Even though millions of its crudely rendered “masterpieces” have graced refrigerators around the world for decades, macaroni art has never been accorded any respect by the world’s art community.

KD is attempting to change that with a new campaign from The Kitchen timed for World Art Day  (April 15) that asked why the world’s great art institutions continue to exclude these so-called “macsterpieces” from their collection.

A social post that kicked off the campaign pointed out that Marcel Duchamp’s “Fountain” (which consists of simply a signed urinal) and Italian artist Maurizio Cattelan’s “The Comedian” (a banana duct-taped to a wall) have all been treated with reverence by the art world, but mac art has never been given its due.
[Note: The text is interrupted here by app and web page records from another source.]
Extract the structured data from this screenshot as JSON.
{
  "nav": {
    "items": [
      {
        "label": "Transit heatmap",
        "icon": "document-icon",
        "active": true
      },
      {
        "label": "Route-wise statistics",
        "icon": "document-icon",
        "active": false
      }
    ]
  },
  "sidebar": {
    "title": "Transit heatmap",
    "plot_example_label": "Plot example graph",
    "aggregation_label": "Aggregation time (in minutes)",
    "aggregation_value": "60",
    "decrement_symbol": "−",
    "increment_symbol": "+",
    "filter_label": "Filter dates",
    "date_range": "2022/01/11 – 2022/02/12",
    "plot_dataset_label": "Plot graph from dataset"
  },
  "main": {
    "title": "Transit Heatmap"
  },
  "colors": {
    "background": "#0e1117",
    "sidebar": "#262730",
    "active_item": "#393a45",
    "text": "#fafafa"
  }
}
As part of the campaign, the brand reached out to several leading art institutions, including The Smithsonian, The Museum of Modern Art and The National Gallery in London, asking if they had any mac art in their permanent collections. They all said no.

The brand then worked with pop artist Jason Mecier, whose previous macaroni art includes renderings of Real Housewives cast members, to create a piece made from 35,000 macaroni noodles. His creation shows a faceless cowboy riding a macaroni noodle.
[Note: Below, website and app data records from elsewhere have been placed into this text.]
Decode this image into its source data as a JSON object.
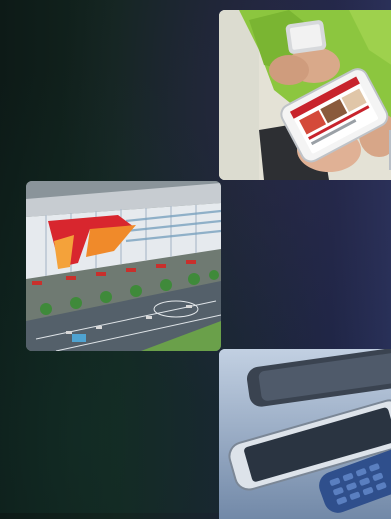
{
  "background": {
    "colors": [
      "#0d1a17",
      "#1a2333",
      "#283058"
    ]
  },
  "photos": [
    {
      "name": "photo-phones-hands",
      "icon": "smartphones-in-hands-image"
    },
    {
      "name": "photo-mall",
      "icon": "shopping-mall-aerial-image"
    },
    {
      "name": "photo-devices",
      "icon": "mobile-devices-on-table-image"
    }
  ]
}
KD also created wild postings featuring noodle renderings of famous paintings—including the “Mona Lisa,” Edvard Munch’s “The Scream” and Sandro Botticelli’s “The Birth of Venus”—outside of prominent Toronto museums and galleries including the Art Gallery of Ontario and OCAD U. All of the posters feature the hashtag #MacArtIsRealArt.
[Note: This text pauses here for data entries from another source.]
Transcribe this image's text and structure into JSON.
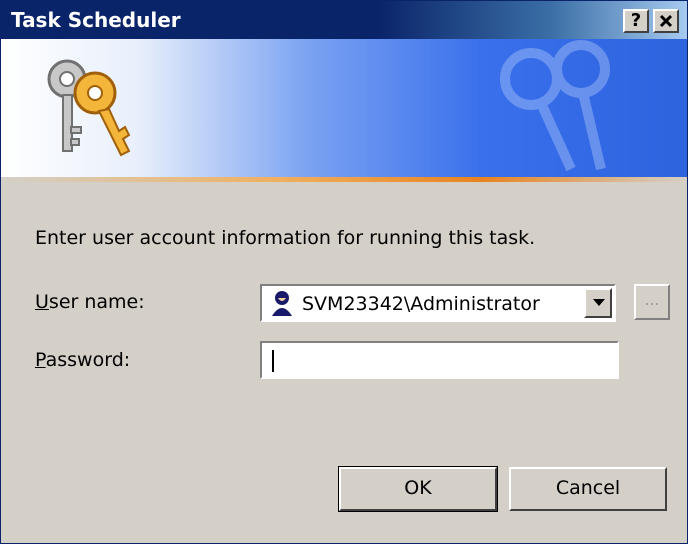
{
  "window": {
    "title": "Task Scheduler",
    "help_label": "?",
    "close_label": "✕"
  },
  "banner": {
    "icon": "keys-icon"
  },
  "dialog": {
    "instruction": "Enter user account information for running this task.",
    "username_label_mnemonic": "U",
    "username_label_rest": "ser name:",
    "username_value": "SVM23342\\Administrator",
    "password_label_mnemonic": "P",
    "password_label_rest": "assword:",
    "password_value": "",
    "browse_label": "..."
  },
  "buttons": {
    "ok": "OK",
    "cancel": "Cancel"
  }
}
“We continue to stay on the pulse of culture and provide our consumers with one-of-a-kind experiences,” said KD brand manager Jerome Skeene. “The development of our Macsterpiece reinforces that noodle art is a legitimate art form and ties nicely into the cultural moment of World Art Day, for our KD community to actively engage in.”

Carat handled media for the campaign, with Middle Child responsible for PR.

Chris Powell